» The problem: I need the records below restated word for word, without their pictures.

» Records provided:
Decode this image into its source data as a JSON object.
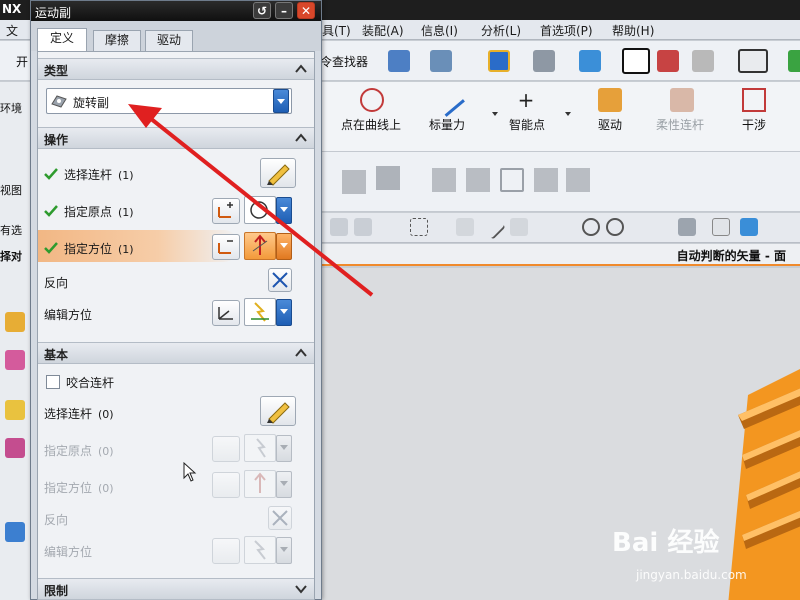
{
  "app": {
    "title": "NX",
    "menu": [
      "文",
      "具(T)",
      "装配(A)",
      "信息(I)",
      "分析(L)",
      "首选项(P)",
      "帮助(H)"
    ],
    "toolbar": {
      "command_finder": "令查找器",
      "left_partial": "开"
    },
    "ribbon": {
      "point_on_curve": "点在曲线上",
      "marker_force": "标量力",
      "smart_point": "智能点",
      "drive": "驱动",
      "flexible_link": "柔性连杆",
      "interference": "干涉",
      "env_partial": "环境",
      "view_partial": "视图"
    },
    "left_partial_labels": [
      "有选",
      "择对"
    ],
    "vector_label": "自动判断的矢量 - 面"
  },
  "dialog": {
    "title": "运动副",
    "tabs": [
      "定义",
      "摩擦",
      "驱动"
    ],
    "active_tab": 0,
    "sections": {
      "type": {
        "title": "类型",
        "selected": "旋转副"
      },
      "action": {
        "title": "操作",
        "rows": [
          {
            "label": "选择连杆",
            "count": "(1)",
            "done": true
          },
          {
            "label": "指定原点",
            "count": "(1)",
            "done": true
          },
          {
            "label": "指定方位",
            "count": "(1)",
            "done": true,
            "active": true
          },
          {
            "label": "反向"
          },
          {
            "label": "编辑方位"
          }
        ]
      },
      "base": {
        "title": "基本",
        "mesh_checkbox": "咬合连杆",
        "rows": [
          {
            "label": "选择连杆",
            "count": "(0)"
          },
          {
            "label": "指定原点",
            "count": "(0)"
          },
          {
            "label": "指定方位",
            "count": "(0)"
          },
          {
            "label": "反向"
          },
          {
            "label": "编辑方位"
          }
        ]
      },
      "limit": {
        "title": "限制"
      }
    }
  },
  "watermark": {
    "brand": "Bai 经验",
    "url": "jingyan.baidu.com"
  },
  "colors": {
    "accent_orange": "#f08a2c",
    "highlight": "#f4c193",
    "arrow_red": "#e02020",
    "check_green": "#2e9b2e"
  }
}
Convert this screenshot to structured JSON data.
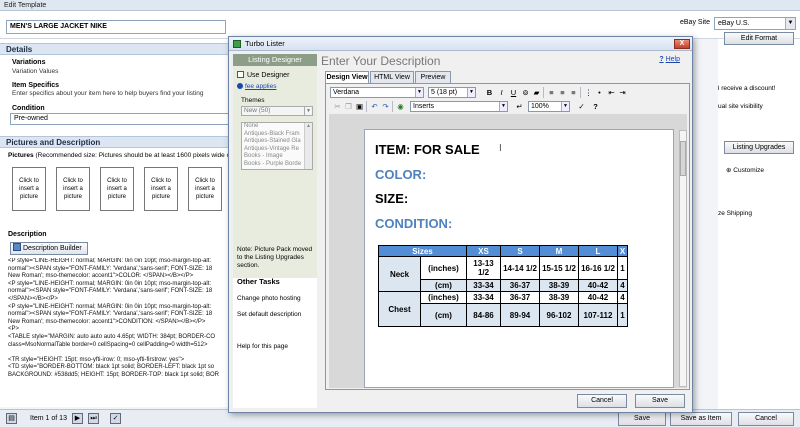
{
  "window": {
    "title": "Edit Template"
  },
  "listing": {
    "title": "MEN'S LARGE JACKET NIKE"
  },
  "ebay_site": {
    "label": "eBay Site",
    "value": "eBay U.S."
  },
  "details": {
    "section_title": "Details",
    "variations_label": "Variations",
    "variations_value": "Variation Values",
    "item_specifics_label": "Item Specifics",
    "item_specifics_help": "Enter specifics about your item here to help buyers find your listing",
    "condition_label": "Condition",
    "condition_value": "Pre-owned"
  },
  "pictures": {
    "section_title": "Pictures and Description",
    "label": "Pictures",
    "note": "(Recommended size: Pictures should be at least 1600 pixels wide or",
    "box_label": "Click to insert a picture"
  },
  "description": {
    "label": "Description",
    "builder_button": "Description Builder",
    "code_lines": [
      "<P style=\"LINE-HEIGHT: normal; MARGIN: 0in 0in 10pt; mso-margin-top-alt:",
      "normal\"><SPAN style=\"FONT-FAMILY: 'Verdana','sans-serif'; FONT-SIZE: 18",
      "New Roman'; mso-themecolor: accent1\">COLOR: </SPAN></B></P>",
      "<P style=\"LINE-HEIGHT: normal; MARGIN: 0in 0in 10pt; mso-margin-top-alt:",
      "normal\"><SPAN style=\"FONT-FAMILY: 'Verdana','sans-serif'; FONT-SIZE: 18",
      "</SPAN></B></P>",
      "<P style=\"LINE-HEIGHT: normal; MARGIN: 0in 0in 10pt; mso-margin-top-alt:",
      "normal\"><SPAN style=\"FONT-FAMILY: 'Verdana','sans-serif'; FONT-SIZE: 18",
      "New Roman'; mso-themecolor: accent1\">CONDITION: </SPAN></B></P>",
      "<P>",
      "<TABLE style=\"MARGIN: auto auto auto 4.65pt; WIDTH: 384pt; BORDER-CO",
      "class=MsoNormalTable border=0 cellSpacing=0 cellPadding=0 width=512>",
      "",
      "<TR style=\"HEIGHT: 15pt; mso-yfti-irow: 0; mso-yfti-firstrow: yes\">",
      "<TD style=\"BORDER-BOTTOM: black 1pt solid; BORDER-LEFT: black 1pt so",
      "BACKGROUND: #538dd5; HEIGHT: 15pt; BORDER-TOP: black 1pt solid; BOR"
    ]
  },
  "status_bar": {
    "item_of": "Item 1 of 13",
    "save": "Save",
    "save_as_item": "Save as Item",
    "cancel": "Cancel"
  },
  "right_panel": {
    "edit_format": "Edit Format",
    "discount_text": "l receive a discount!",
    "visibility_text": "ual site visibility",
    "listing_upgrades": "Listing Upgrades",
    "customize": "Customize",
    "shipping_text": "ze Shipping"
  },
  "dialog": {
    "title": "Turbo Lister",
    "close_label": "X",
    "sidebar": {
      "header": "Listing Designer",
      "use_designer": "Use Designer",
      "fee_link": "fee applies",
      "themes_label": "Themes",
      "themes_selected": "New (50)",
      "themes_list": [
        "None",
        "Antiques-Black Fram",
        "Antiques-Stained Gla",
        "Antiques-Vintage Re",
        "Books - Image",
        "Books - Purple Borde"
      ],
      "note": "Note: Picture Pack moved to the Listing Upgrades section.",
      "other_tasks": "Other Tasks",
      "tasks": [
        "Change photo hosting",
        "Set default description",
        "Help for this page"
      ]
    },
    "main": {
      "heading": "Enter Your Description",
      "help": "Help",
      "tabs": [
        "Design View",
        "HTML View",
        "Preview"
      ],
      "toolbar": {
        "font": "Verdana",
        "size": "5 (18 pt)",
        "inserts": "Inserts",
        "zoom": "100%"
      },
      "doc": {
        "item_line": "ITEM: FOR SALE",
        "color_line": "COLOR:",
        "size_line": "SIZE:",
        "condition_line": "CONDITION:"
      },
      "table": {
        "header": [
          "Sizes",
          "",
          "XS",
          "S",
          "M",
          "L",
          "X"
        ],
        "rows": [
          [
            "Neck",
            "(inches)",
            "13-13 1/2",
            "14-14 1/2",
            "15-15 1/2",
            "16-16 1/2",
            "1"
          ],
          [
            "",
            "(cm)",
            "33-34",
            "36-37",
            "38-39",
            "40-42",
            "4"
          ],
          [
            "Chest",
            "(inches)",
            "33-34",
            "36-37",
            "38-39",
            "40-42",
            "4"
          ],
          [
            "",
            "(cm)",
            "84-86",
            "89-94",
            "96-102",
            "107-112",
            "1"
          ]
        ]
      }
    },
    "cancel": "Cancel",
    "save": "Save"
  }
}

» Written reply:
Decode this image into its source data as a JSON object.
{
  "app": {
    "title": "NX",
    "menu": [
      "文",
      "具(T)",
      "装配(A)",
      "信息(I)",
      "分析(L)",
      "首选项(P)",
      "帮助(H)"
    ],
    "toolbar": {
      "command_finder": "令查找器",
      "left_partial": "开"
    },
    "ribbon": {
      "point_on_curve": "点在曲线上",
      "marker_force": "标量力",
      "smart_point": "智能点",
      "drive": "驱动",
      "flexible_link": "柔性连杆",
      "interference": "干涉",
      "env_partial": "环境",
      "view_partial": "视图"
    },
    "left_partial_labels": [
      "有选",
      "择对"
    ],
    "vector_label": "自动判断的矢量 - 面"
  },
  "dialog": {
    "title": "运动副",
    "tabs": [
      "定义",
      "摩擦",
      "驱动"
    ],
    "active_tab": 0,
    "sections": {
      "type": {
        "title": "类型",
        "selected": "旋转副"
      },
      "action": {
        "title": "操作",
        "rows": [
          {
            "label": "选择连杆",
            "count": "(1)",
            "done": true
          },
          {
            "label": "指定原点",
            "count": "(1)",
            "done": true
          },
          {
            "label": "指定方位",
            "count": "(1)",
            "done": true,
            "active": true
          },
          {
            "label": "反向"
          },
          {
            "label": "编辑方位"
          }
        ]
      },
      "base": {
        "title": "基本",
        "mesh_checkbox": "咬合连杆",
        "rows": [
          {
            "label": "选择连杆",
            "count": "(0)"
          },
          {
            "label": "指定原点",
            "count": "(0)"
          },
          {
            "label": "指定方位",
            "count": "(0)"
          },
          {
            "label": "反向"
          },
          {
            "label": "编辑方位"
          }
        ]
      },
      "limit": {
        "title": "限制"
      }
    }
  },
  "watermark": {
    "brand": "Bai 经验",
    "url": "jingyan.baidu.com"
  },
  "colors": {
    "accent_orange": "#f08a2c",
    "highlight": "#f4c193",
    "arrow_red": "#e02020",
    "check_green": "#2e9b2e"
  }
}
Convert this screenshot to structured JSON data.
{
  "window": {
    "title": "Edit Template"
  },
  "listing": {
    "title": "MEN'S LARGE JACKET NIKE"
  },
  "ebay_site": {
    "label": "eBay Site",
    "value": "eBay U.S."
  },
  "details": {
    "section_title": "Details",
    "variations_label": "Variations",
    "variations_value": "Variation Values",
    "item_specifics_label": "Item Specifics",
    "item_specifics_help": "Enter specifics about your item here to help buyers find your listing",
    "condition_label": "Condition",
    "condition_value": "Pre-owned"
  },
  "pictures": {
    "section_title": "Pictures and Description",
    "label": "Pictures",
    "note": "(Recommended size: Pictures should be at least 1600 pixels wide or",
    "box_label": "Click to insert a picture"
  },
  "description": {
    "label": "Description",
    "builder_button": "Description Builder",
    "code_lines": [
      "<P style=\"LINE-HEIGHT: normal; MARGIN: 0in 0in 10pt; mso-margin-top-alt:",
      "normal\"><SPAN style=\"FONT-FAMILY: 'Verdana','sans-serif'; FONT-SIZE: 18",
      "New Roman'; mso-themecolor: accent1\">COLOR: </SPAN></B></P>",
      "<P style=\"LINE-HEIGHT: normal; MARGIN: 0in 0in 10pt; mso-margin-top-alt:",
      "normal\"><SPAN style=\"FONT-FAMILY: 'Verdana','sans-serif'; FONT-SIZE: 18",
      "</SPAN></B></P>",
      "<P style=\"LINE-HEIGHT: normal; MARGIN: 0in 0in 10pt; mso-margin-top-alt:",
      "normal\"><SPAN style=\"FONT-FAMILY: 'Verdana','sans-serif'; FONT-SIZE: 18",
      "New Roman'; mso-themecolor: accent1\">CONDITION: </SPAN></B></P>",
      "<P>",
      "<TABLE style=\"MARGIN: auto auto auto 4.65pt; WIDTH: 384pt; BORDER-CO",
      "class=MsoNormalTable border=0 cellSpacing=0 cellPadding=0 width=512>",
      "",
      "<TR style=\"HEIGHT: 15pt; mso-yfti-irow: 0; mso-yfti-firstrow: yes\">",
      "<TD style=\"BORDER-BOTTOM: black 1pt solid; BORDER-LEFT: black 1pt so",
      "BACKGROUND: #538dd5; HEIGHT: 15pt; BORDER-TOP: black 1pt solid; BOR"
    ]
  },
  "status_bar": {
    "item_of": "Item 1 of 13",
    "save": "Save",
    "save_as_item": "Save as Item",
    "cancel": "Cancel"
  },
  "right_panel": {
    "edit_format": "Edit Format",
    "discount_text": "l receive a discount!",
    "visibility_text": "ual site visibility",
    "listing_upgrades": "Listing Upgrades",
    "customize": "Customize",
    "shipping_text": "ze Shipping"
  },
  "dialog": {
    "title": "Turbo Lister",
    "close_label": "X",
    "sidebar": {
      "header": "Listing Designer",
      "use_designer": "Use Designer",
      "fee_link": "fee applies",
      "themes_label": "Themes",
      "themes_selected": "New (50)",
      "themes_list": [
        "None",
        "Antiques-Black Fram",
        "Antiques-Stained Gla",
        "Antiques-Vintage Re",
        "Books - Image",
        "Books - Purple Borde"
      ],
      "note": "Note: Picture Pack moved to the Listing Upgrades section.",
      "other_tasks": "Other Tasks",
      "tasks": [
        "Change photo hosting",
        "Set default description",
        "Help for this page"
      ]
    },
    "main": {
      "heading": "Enter Your Description",
      "help": "Help",
      "tabs": [
        "Design View",
        "HTML View",
        "Preview"
      ],
      "toolbar": {
        "font": "Verdana",
        "size": "5 (18 pt)",
        "inserts": "Inserts",
        "zoom": "100%"
      },
      "doc": {
        "item_line": "ITEM: FOR SALE",
        "color_line": "COLOR:",
        "size_line": "SIZE:",
        "condition_line": "CONDITION:"
      },
      "table": {
        "header": [
          "Sizes",
          "",
          "XS",
          "S",
          "M",
          "L",
          "X"
        ],
        "rows": [
          [
            "Neck",
            "(inches)",
            "13-13 1/2",
            "14-14 1/2",
            "15-15 1/2",
            "16-16 1/2",
            "1"
          ],
          [
            "",
            "(cm)",
            "33-34",
            "36-37",
            "38-39",
            "40-42",
            "4"
          ],
          [
            "Chest",
            "(inches)",
            "33-34",
            "36-37",
            "38-39",
            "40-42",
            "4"
          ],
          [
            "",
            "(cm)",
            "84-86",
            "89-94",
            "96-102",
            "107-112",
            "1"
          ]
        ]
      }
    },
    "cancel": "Cancel",
    "save": "Save"
  }
}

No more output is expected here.